● **The problem**:
Within the records, which lines hold the string "VCProjectItems"? Report each one by copying it.
______
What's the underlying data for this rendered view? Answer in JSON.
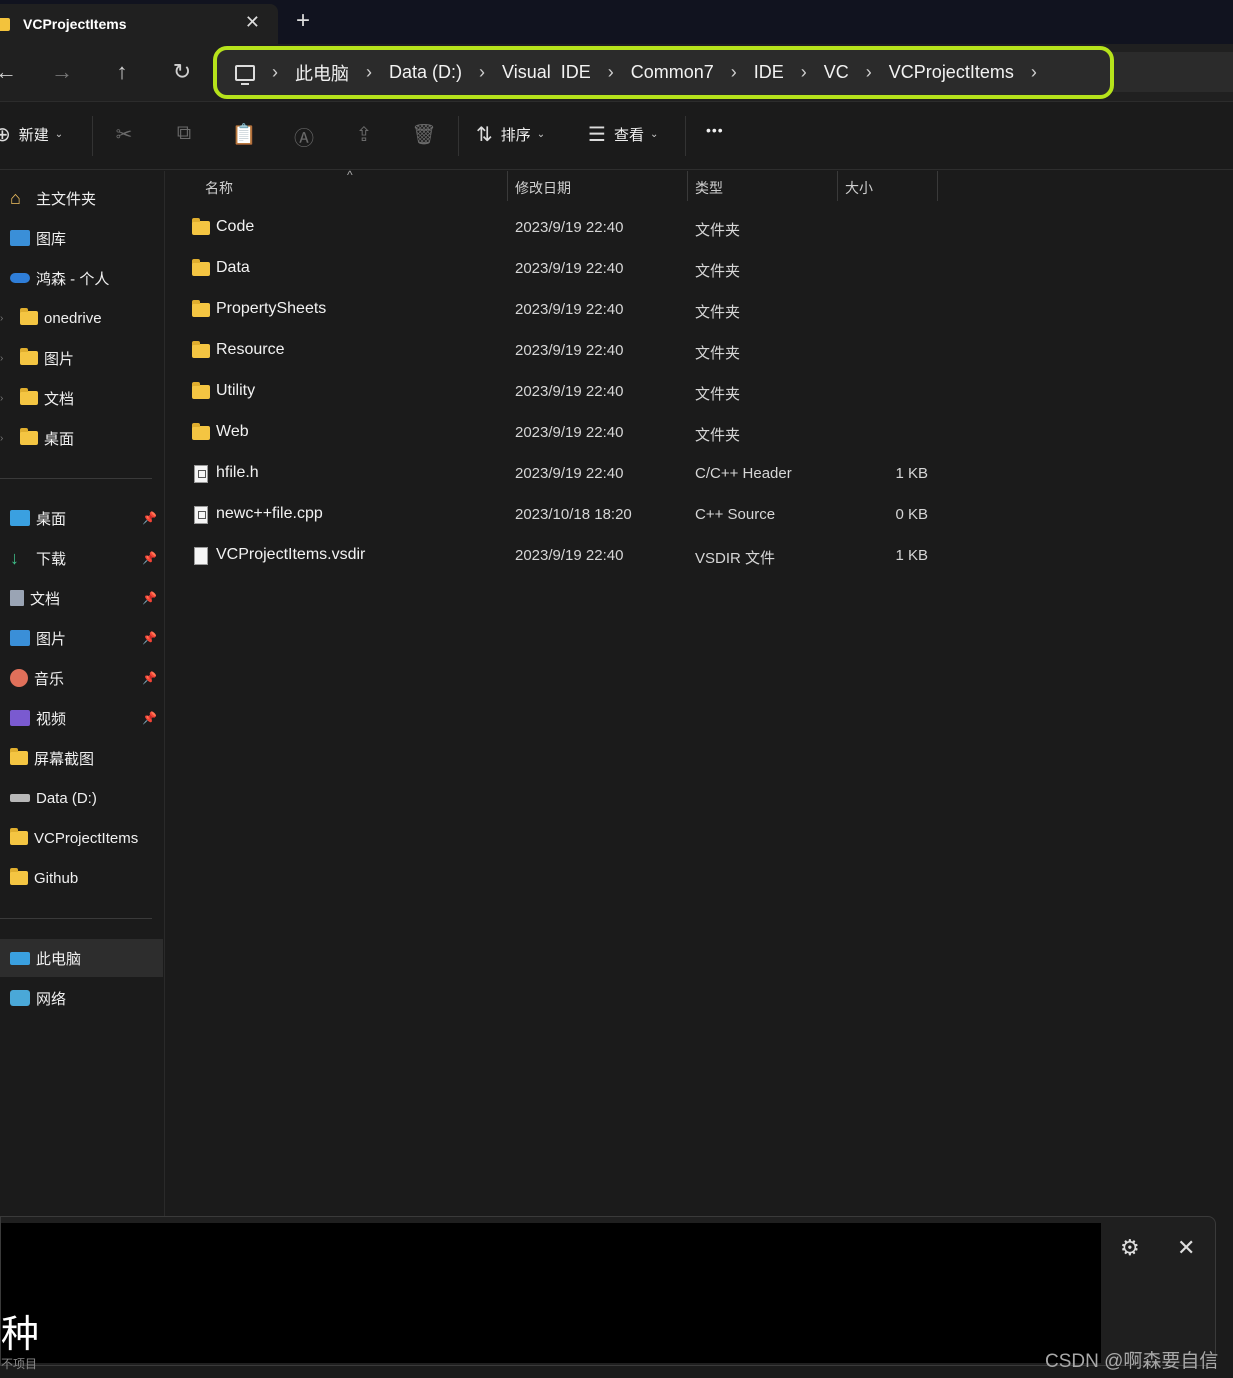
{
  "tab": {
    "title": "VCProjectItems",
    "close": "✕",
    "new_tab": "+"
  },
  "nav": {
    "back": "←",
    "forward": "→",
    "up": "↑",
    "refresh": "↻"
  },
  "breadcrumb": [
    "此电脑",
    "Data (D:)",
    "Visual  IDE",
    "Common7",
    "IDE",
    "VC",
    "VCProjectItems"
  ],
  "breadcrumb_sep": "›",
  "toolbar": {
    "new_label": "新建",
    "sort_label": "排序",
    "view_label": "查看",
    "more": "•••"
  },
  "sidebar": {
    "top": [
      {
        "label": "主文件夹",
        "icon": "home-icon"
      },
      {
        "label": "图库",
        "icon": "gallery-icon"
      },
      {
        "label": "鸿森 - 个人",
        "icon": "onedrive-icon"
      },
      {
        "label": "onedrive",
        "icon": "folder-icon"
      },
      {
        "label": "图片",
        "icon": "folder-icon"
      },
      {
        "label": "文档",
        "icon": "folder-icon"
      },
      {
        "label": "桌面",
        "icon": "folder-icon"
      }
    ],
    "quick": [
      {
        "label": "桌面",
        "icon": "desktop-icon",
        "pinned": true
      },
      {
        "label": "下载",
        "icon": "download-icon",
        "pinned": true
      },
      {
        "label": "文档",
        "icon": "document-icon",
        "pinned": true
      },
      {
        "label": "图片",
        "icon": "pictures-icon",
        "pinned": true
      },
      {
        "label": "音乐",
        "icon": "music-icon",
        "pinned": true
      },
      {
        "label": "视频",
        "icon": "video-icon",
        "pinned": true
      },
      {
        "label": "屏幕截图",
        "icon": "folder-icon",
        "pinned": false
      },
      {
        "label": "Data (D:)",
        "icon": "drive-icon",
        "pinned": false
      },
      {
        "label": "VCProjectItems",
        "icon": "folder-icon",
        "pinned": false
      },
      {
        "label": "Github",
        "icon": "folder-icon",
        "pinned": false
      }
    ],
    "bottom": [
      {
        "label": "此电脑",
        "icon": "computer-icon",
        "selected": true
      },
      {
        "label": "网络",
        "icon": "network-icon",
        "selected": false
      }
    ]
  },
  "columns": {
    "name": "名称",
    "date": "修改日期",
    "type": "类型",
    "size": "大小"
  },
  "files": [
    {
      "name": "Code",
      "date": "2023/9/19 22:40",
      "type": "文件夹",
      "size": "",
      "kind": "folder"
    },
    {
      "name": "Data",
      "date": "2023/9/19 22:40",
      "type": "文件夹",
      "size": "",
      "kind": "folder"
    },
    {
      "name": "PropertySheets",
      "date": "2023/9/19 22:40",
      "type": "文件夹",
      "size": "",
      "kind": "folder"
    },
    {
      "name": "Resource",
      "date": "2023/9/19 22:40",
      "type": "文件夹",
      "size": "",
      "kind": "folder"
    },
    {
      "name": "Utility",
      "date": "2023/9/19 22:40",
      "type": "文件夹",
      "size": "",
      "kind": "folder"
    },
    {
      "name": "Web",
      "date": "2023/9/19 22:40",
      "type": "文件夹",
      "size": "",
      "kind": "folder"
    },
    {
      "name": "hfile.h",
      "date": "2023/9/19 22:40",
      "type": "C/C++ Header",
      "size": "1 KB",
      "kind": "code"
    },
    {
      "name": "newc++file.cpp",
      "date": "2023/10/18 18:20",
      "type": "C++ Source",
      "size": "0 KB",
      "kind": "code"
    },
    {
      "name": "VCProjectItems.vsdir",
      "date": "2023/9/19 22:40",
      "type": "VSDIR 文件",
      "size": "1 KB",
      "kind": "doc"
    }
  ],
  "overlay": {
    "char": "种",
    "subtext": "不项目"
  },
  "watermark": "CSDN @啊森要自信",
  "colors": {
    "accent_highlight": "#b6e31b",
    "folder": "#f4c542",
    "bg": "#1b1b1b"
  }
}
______
● **Solution to this problem**:
    "title": "VCProjectItems",
    "VCProjectItems"
        "label": "VCProjectItems",
      "name": "VCProjectItems.vsdir",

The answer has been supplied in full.